I’d just gotten comfortable in my seat on the Cleveland – Kansas City flight when the lights went out on the plane. The plane had been connected to the airport’s power supply, but the power supply hadn’t been turned on, so the plane’s batteries ended up being drained. There wasn’t enough juice to start the plane’s generator, and we all had to disembark and wait for someone to either recharge our aircraft or the pilots to locate a new one. At that point, I knew I was going to miss not just the wedding ceremony, but most of the party as well.
It took them only a half hour to find another aircraft that the pilots were qualified to fly, and we boarded. I was in a row near where the flight attendants were stationed, and I’d been telling them about all my delays. They offered me a free drink once we’d gotten airborne, which I accepted.
One of them saw the accordion and said “Can you play that thing?”
I said “Of course. Would you like to hear something?”
She said “You might as well do it right now. The pilots are going to need some time getting set up.”
“Well, let me do a couple of numbers for the plane.” I stood up in the aisle, and a number of people shot video of the performance, including one Ann Wesley Hardin. In the video she shot, you can hear her say “It’s gonna be on YouTube tomorrow!”:
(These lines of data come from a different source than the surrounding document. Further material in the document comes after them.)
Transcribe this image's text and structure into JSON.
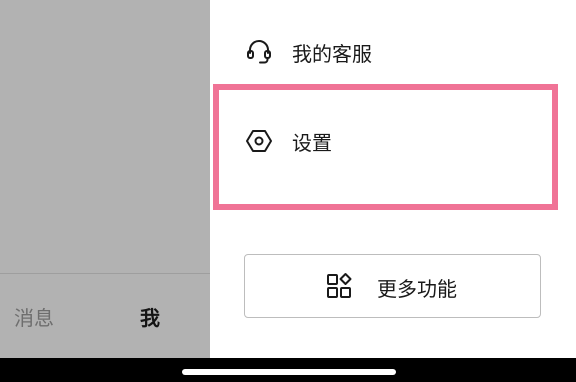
{
  "tabbar": {
    "messages_label": "消息",
    "me_label": "我"
  },
  "drawer": {
    "items": [
      {
        "label": "我的客服",
        "icon": "headset-icon"
      },
      {
        "label": "设置",
        "icon": "settings-hexagon-icon"
      }
    ],
    "more_button": {
      "label": "更多功能",
      "icon": "grid-apps-icon"
    }
  },
  "colors": {
    "highlight": "#f07396",
    "backdrop": "#b2b2b2"
  }
}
After my numbers, I took my seat and the flight attendant handed me a pre-flight can of Corona in a paper bag, presumably so it wasn’t that obvious, and I had another free and more openly-enjoyed beer when the drinks cart came around:
I do love travelling with the accordion!